Website and app data records:
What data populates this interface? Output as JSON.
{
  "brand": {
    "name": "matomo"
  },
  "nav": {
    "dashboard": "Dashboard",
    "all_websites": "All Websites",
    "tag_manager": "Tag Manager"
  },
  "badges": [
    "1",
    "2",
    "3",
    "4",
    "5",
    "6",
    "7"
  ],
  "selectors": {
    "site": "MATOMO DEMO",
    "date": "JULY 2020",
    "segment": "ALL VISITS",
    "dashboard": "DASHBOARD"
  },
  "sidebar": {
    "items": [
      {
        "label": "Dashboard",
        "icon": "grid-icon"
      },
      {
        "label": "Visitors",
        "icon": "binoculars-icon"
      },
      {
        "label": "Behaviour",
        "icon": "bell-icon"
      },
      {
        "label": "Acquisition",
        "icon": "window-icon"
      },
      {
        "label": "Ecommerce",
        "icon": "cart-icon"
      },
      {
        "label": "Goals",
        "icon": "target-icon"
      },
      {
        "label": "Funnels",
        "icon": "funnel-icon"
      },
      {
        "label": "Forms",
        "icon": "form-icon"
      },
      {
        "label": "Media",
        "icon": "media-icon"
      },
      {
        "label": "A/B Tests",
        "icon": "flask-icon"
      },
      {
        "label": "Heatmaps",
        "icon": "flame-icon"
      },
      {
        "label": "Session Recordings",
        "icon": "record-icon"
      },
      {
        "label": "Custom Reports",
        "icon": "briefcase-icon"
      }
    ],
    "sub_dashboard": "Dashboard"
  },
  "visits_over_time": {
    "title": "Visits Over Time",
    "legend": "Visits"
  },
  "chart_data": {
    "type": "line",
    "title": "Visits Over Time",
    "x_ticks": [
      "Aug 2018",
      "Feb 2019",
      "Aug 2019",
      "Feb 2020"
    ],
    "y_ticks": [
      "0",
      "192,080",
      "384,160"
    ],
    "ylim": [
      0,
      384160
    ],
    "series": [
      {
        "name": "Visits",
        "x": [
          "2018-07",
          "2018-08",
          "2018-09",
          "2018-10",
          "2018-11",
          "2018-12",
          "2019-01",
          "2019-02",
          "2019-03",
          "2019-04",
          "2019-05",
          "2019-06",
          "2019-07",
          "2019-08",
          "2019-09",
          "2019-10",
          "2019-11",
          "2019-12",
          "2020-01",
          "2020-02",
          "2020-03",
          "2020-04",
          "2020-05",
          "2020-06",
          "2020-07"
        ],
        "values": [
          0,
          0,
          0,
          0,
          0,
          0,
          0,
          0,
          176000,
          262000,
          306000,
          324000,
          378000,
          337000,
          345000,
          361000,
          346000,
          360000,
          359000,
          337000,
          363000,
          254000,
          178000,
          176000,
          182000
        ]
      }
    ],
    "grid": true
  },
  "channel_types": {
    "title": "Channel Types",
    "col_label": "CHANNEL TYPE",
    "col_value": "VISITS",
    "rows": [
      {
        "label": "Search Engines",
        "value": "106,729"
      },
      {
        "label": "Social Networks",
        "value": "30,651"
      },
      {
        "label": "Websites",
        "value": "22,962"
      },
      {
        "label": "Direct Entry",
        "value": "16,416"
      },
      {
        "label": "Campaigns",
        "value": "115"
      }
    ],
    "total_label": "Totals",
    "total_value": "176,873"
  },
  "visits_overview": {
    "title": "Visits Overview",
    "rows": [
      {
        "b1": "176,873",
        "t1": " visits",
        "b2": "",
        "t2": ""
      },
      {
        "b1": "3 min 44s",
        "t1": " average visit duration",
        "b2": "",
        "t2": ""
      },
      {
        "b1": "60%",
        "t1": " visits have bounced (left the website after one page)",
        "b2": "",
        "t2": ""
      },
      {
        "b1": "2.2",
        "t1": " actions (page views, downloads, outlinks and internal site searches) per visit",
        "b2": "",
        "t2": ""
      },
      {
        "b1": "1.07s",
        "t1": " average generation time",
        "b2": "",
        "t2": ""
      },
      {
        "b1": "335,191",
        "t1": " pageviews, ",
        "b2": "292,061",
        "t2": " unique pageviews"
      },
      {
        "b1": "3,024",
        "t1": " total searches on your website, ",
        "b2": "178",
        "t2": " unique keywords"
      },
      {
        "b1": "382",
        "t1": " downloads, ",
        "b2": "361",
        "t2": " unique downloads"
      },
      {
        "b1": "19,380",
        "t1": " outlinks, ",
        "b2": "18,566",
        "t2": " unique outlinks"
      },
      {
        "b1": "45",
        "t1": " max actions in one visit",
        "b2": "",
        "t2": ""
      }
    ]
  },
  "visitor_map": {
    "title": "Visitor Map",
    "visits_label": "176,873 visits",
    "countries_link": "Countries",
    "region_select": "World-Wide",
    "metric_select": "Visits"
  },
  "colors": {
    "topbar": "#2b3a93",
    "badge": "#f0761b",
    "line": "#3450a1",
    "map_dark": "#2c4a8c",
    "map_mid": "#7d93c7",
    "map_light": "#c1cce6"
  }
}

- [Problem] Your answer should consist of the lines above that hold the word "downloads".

- [Solution to this exercise]
        "t1": " actions (page views, downloads, outlinks and internal site searches) per visit",
        "t1": " downloads, ",
        "t2": " unique downloads"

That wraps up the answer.